This manga isn’t all about Suzume and her growing interest in her teacher, though. We also meet an awkward boy Suzume forces a friendship with, a clever blonde girl who is a super-bully, and a few wandering students too. This cast of characters feels natural, making the overall story easy to follow and believable.
Visually this story has a lot of tricks up its sleeve. Take for instance a moment where Suzume slaps someone. The first panel on the page has Suzume silent, eyes covered by her hair, and standing still. Behind her are these blobs of black, presumably the brooding fury inside her. In the very next panel, we see a stroke of lines and a sound effect. It’s her hand flying through the air.

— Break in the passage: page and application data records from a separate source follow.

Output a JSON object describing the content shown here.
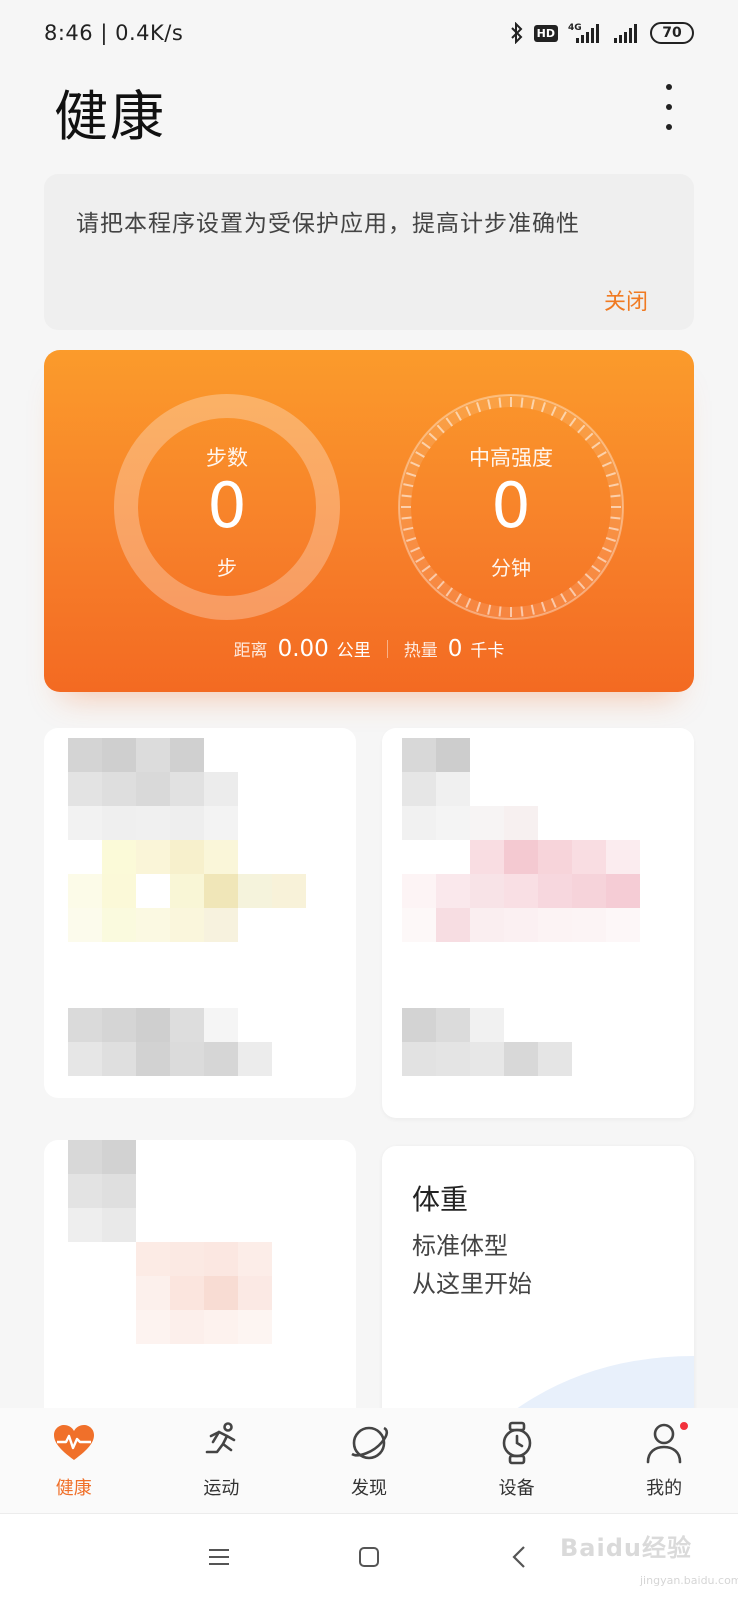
{
  "status_bar": {
    "time": "8:46",
    "network_speed": "0.4K/s",
    "hd": "HD",
    "network_type": "4G",
    "battery": "70"
  },
  "header": {
    "title": "健康"
  },
  "notice": {
    "text": "请把本程序设置为受保护应用，提高计步准确性",
    "close_label": "关闭"
  },
  "summary": {
    "steps": {
      "label": "步数",
      "value": "0",
      "unit": "步"
    },
    "intensity": {
      "label": "中高强度",
      "value": "0",
      "unit": "分钟"
    },
    "distance": {
      "label": "距离",
      "value": "0.00",
      "unit": "公里"
    },
    "calories": {
      "label": "热量",
      "value": "0",
      "unit": "千卡"
    }
  },
  "weight_card": {
    "title": "体重",
    "line1": "标准体型",
    "line2": "从这里开始"
  },
  "tabs": [
    {
      "label": "健康",
      "icon": "heart-pulse-icon",
      "active": true
    },
    {
      "label": "运动",
      "icon": "running-icon",
      "active": false
    },
    {
      "label": "发现",
      "icon": "planet-icon",
      "active": false
    },
    {
      "label": "设备",
      "icon": "watch-icon",
      "active": false
    },
    {
      "label": "我的",
      "icon": "person-icon",
      "active": false,
      "badge": true
    }
  ],
  "watermark": {
    "text": "Baidu经验",
    "sub": "jingyan.baidu.com"
  },
  "colors": {
    "accent": "#f0702a",
    "card_gradient_top": "#fb9b2b",
    "card_gradient_bottom": "#f36a22",
    "badge": "#f2313c"
  }
}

Next, we see Suzume and the person being slapped frozen in time and Suzume’s hand is still, her victim falling backward stunned. The two characters are textured as if they are crystal or some still precious material. Gentle slashes of white go through them. All three panels together make for a gripping and shocking moment that is felt beyond a simple drawing of someone being slapped. It feels momentous and huge. There are many more creative uses of backgrounds and framing to zero in on the characters and hammer home the awkwardness of being a teen. It’s so good you may even want to read it again to really appreciate the visual storytelling.

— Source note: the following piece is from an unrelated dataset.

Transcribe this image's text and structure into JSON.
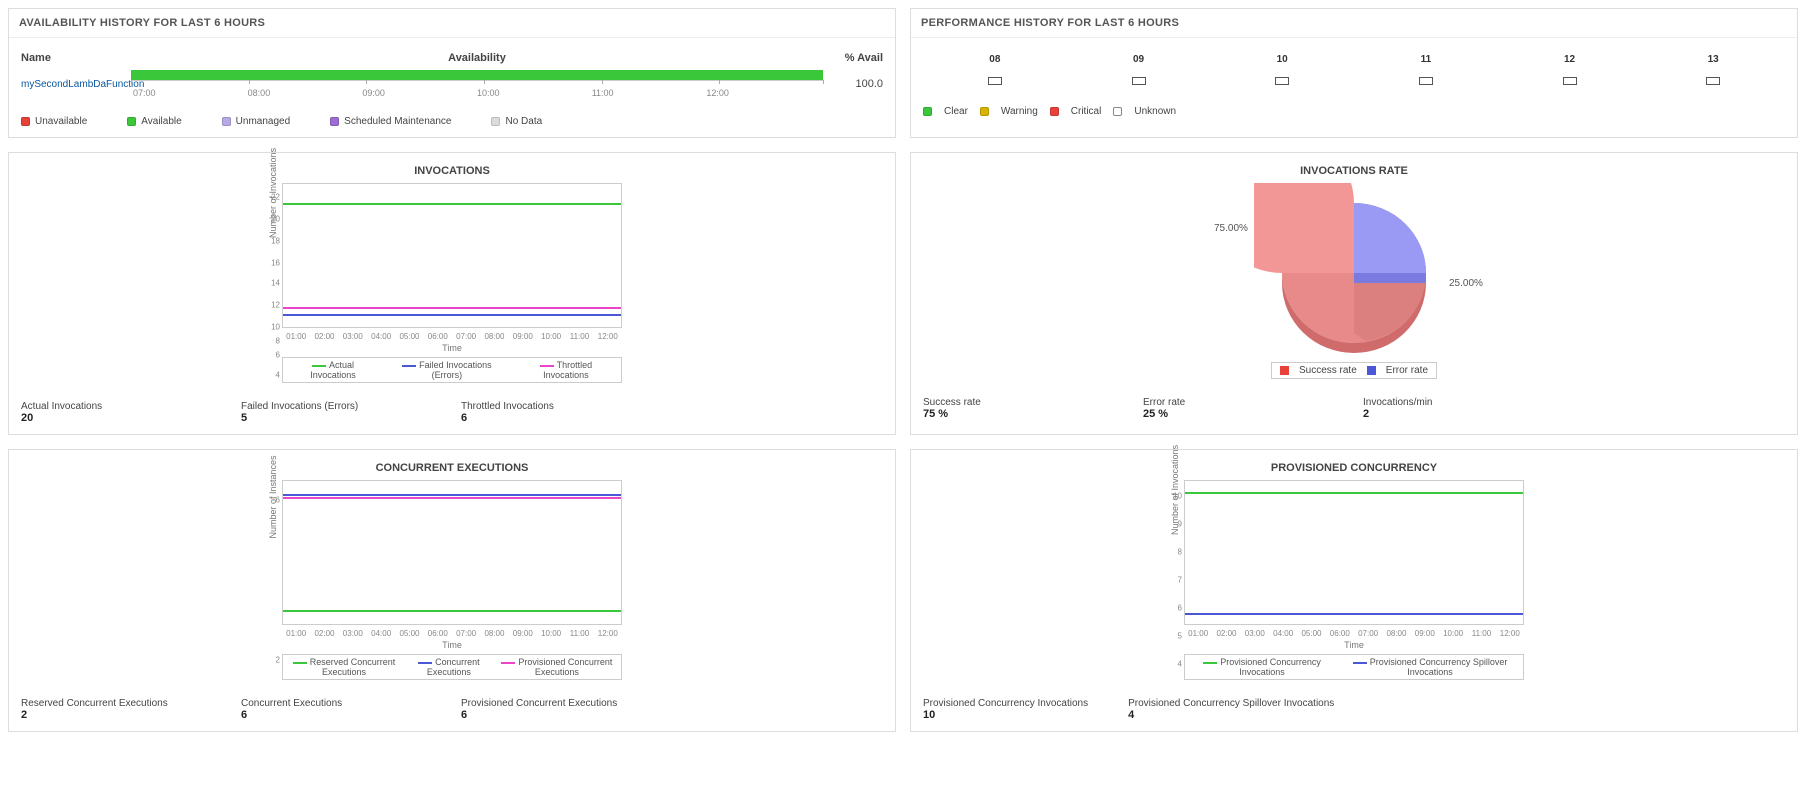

It can’t be perfect, can it?
There is one moment in the manga where Suzume’s teacher seems to be attracted to her due to her getting dolled up by a fellow classmate. It’s awkward, especially given American culture. Is this a real feeling a teacher might have? Possibly, but it’s a bit icky if you ask me and tiptoes in the wrong direction.
Is it good?
The melodrama, creative visuals, and expert character work make Daytime Shooting Star highly enjoyable. You’ll be sucked in by the characters and their experience coming of age.